Delivered via anamorphic widescreen transfers, these episodes are enjoyable to watch, with bright colors and a clean overall image that's free of any dirt or damage, but there are a few moments here and there that suffer from some remarkable pixelation, the likes of which you can easily spot from across the room. There aren't that many, but when they do arrive they are far too obvious. Otherwise, it's a fine presentation.
The Dolby Digital 2.0 tracks offer enough power for the sound of a campy, basic-cable kids show, keeping the voices easily heard and the Aquabats' bouncy music strong and well-separated. There's nothing dynamic about the up-front, center-balanced sound, but it all seems to fit well with the show.
Five of the episodes include commentary by the five members of the band, which make for a fun listen, as the group are long-time friends and are intrinsically tied to the series. Though "in character," they aren't pretending this is anything but a TV show, and there's lots of talk about production details, as they discuss shooting the episodes and who the various extras are, giving a good picture of the low-budget effort it took to get to the air, including dealing with the ridiculous hypocrisy of network censors.
Here are the commented-upon episodes:
The original 20-minute pilot for this series is available here, with optional commentary by the Aquabats. Though in tone and concept it is very similar to the series that made it to air, it's quite different in construction, with a different theme song and opening titles and using a live-concert framing device while giving more time to the animation. Though one episode is a small sample size, it looks like it could have been even better than the series that made it onto the Hub. (It would have been great to see the earlier pilot that wasn't ordered to series, but since the band disowned it, it's not surprising it's not included.)
- Cowboy Android!
A 5:12 blooper reel shows how taxing the filming can be, as in addition to messing up lines, the boys struggle with running, falling and especially moving around in large monster costumes. It's fun stuff, and younger viewers will howl every time the M.C. Bat Commander breaks into a big silly smile.
Wrapping up the extras are 12 supposed Behind the Scenes bits (8:29), which are a bit all over the place. These goofy pieces, most of which are very short, include everything from the Aquabats taking acting classes to the group clowning around on the set. Again, these are going to play better with younger fans, but they are right in step with the band's sense of humor.
The Bottom Line

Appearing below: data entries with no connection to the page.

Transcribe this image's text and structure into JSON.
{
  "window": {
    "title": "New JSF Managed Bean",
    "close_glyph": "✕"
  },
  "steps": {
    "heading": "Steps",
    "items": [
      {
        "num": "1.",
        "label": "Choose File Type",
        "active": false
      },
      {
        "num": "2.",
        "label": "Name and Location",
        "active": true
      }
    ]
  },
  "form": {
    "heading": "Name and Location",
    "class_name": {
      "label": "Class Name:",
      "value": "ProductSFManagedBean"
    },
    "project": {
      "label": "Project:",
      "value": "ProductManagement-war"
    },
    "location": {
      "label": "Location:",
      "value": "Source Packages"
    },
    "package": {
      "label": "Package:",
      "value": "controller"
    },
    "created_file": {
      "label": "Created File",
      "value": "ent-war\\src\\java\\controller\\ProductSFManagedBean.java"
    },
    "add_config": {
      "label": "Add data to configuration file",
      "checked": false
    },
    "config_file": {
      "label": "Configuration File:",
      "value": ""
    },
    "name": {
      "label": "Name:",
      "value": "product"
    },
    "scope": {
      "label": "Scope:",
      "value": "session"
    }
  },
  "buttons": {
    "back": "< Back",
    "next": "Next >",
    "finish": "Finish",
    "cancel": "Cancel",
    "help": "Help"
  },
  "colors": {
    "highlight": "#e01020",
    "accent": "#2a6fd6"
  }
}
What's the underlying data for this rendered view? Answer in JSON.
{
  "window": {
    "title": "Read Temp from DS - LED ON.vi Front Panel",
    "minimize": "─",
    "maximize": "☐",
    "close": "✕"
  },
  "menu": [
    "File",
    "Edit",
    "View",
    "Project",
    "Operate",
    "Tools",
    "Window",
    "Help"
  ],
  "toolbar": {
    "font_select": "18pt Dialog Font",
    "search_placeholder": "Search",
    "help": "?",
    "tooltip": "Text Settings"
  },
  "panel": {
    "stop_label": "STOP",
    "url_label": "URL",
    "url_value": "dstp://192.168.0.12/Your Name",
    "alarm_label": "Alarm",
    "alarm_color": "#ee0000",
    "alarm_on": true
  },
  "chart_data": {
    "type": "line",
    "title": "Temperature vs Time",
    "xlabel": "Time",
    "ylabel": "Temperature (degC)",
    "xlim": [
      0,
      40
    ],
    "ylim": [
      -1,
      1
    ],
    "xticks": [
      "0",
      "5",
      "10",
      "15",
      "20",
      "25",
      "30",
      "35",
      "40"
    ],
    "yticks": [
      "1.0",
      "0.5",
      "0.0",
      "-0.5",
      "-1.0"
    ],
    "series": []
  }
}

God bless the Hub, as they keep taking chances on shows that embrace the idea of family entertainment as TV that entertains the family, rather than just stuff that's just safe for the kiddies. The Aquabats Super Show is the latest example, offering a little something for everyone by building on the band's universal appeal. This set is fun top to bottom, and in addition to a mostly solid presentation, there are some fun extras that most kids shows miss out on. If you enjoy a silly bit of action fun, give it a look and expect a good time.
Francis Rizzo III is a native Long Islander, where he works in academia. In his spare time, he enjoys watching hockey, writing and spending time with his wife, daughter and puppy.Check out 1106 - A Moment in Fictional Time or follow him on Twitter
*The Reviewer's Bias section is an attempt to help readers use the review to its best effect. By knowing where the reviewer's biases lie on the film's subject matter, one can read the review with the right mindset.